■ Supplied entries
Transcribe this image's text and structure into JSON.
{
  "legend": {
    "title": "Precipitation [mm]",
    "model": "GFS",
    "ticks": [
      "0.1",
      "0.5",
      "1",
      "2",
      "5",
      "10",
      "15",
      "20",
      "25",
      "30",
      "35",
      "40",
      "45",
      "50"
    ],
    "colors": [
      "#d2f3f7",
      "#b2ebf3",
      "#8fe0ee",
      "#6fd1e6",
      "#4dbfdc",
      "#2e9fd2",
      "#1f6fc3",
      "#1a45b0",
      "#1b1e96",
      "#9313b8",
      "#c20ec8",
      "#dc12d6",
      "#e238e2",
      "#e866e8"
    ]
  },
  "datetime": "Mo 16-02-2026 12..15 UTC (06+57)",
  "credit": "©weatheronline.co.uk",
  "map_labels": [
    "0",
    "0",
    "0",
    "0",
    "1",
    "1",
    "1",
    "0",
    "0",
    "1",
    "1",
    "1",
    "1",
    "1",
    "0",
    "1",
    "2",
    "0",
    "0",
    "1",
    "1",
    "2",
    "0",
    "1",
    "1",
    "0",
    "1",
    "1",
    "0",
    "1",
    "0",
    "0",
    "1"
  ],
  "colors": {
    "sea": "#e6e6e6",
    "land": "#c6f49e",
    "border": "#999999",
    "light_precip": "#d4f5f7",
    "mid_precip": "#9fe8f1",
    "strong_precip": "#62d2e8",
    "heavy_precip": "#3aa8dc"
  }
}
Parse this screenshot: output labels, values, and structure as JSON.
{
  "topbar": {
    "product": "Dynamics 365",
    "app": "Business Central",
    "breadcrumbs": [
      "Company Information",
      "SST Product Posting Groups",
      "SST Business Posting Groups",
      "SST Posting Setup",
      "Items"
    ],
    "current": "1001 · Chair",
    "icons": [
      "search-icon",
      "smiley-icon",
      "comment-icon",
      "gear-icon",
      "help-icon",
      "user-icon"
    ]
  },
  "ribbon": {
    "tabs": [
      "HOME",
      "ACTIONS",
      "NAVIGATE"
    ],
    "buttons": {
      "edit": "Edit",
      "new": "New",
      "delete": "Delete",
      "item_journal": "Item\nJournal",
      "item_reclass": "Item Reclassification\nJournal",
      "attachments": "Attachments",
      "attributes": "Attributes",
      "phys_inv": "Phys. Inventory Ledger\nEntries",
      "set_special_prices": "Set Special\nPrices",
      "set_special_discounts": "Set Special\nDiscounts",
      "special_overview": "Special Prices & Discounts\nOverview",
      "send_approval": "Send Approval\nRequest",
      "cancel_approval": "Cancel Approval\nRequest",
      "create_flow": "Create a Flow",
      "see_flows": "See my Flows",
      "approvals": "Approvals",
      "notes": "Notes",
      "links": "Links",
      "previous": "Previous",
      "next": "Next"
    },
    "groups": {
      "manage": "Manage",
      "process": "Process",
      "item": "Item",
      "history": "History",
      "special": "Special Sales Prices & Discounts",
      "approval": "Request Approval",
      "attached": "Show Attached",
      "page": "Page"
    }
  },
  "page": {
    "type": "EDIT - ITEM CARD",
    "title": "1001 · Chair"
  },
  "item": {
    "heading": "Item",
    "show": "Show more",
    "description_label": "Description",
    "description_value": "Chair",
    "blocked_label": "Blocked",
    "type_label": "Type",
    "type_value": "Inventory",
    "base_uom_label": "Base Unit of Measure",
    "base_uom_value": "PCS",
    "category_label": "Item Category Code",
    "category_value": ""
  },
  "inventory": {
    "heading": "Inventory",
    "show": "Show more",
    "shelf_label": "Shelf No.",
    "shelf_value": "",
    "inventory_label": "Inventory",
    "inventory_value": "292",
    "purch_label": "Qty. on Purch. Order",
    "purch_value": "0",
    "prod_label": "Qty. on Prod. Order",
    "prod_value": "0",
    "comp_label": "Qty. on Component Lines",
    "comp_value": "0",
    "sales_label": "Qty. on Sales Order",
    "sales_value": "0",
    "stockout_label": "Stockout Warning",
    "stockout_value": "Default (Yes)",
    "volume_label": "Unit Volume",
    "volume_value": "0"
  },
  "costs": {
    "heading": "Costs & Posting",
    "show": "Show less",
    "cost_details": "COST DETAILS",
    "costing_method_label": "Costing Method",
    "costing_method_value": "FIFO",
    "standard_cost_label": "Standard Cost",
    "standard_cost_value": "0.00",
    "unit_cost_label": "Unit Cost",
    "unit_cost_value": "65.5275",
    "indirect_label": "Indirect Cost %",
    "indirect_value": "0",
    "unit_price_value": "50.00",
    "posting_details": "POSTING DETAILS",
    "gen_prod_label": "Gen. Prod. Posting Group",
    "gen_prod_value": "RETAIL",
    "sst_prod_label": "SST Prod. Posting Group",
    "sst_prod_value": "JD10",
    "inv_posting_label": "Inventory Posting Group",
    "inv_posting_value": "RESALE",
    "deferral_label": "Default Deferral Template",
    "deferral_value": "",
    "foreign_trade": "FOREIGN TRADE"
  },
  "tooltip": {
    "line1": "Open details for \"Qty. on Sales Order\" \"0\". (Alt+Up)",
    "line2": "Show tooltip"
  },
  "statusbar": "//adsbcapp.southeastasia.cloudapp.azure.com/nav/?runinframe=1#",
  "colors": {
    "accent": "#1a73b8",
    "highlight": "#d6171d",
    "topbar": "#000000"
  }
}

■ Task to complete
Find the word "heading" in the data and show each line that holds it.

■ Written response
    "heading": "Item",
    "heading": "Inventory",
    "heading": "Costs & Posting",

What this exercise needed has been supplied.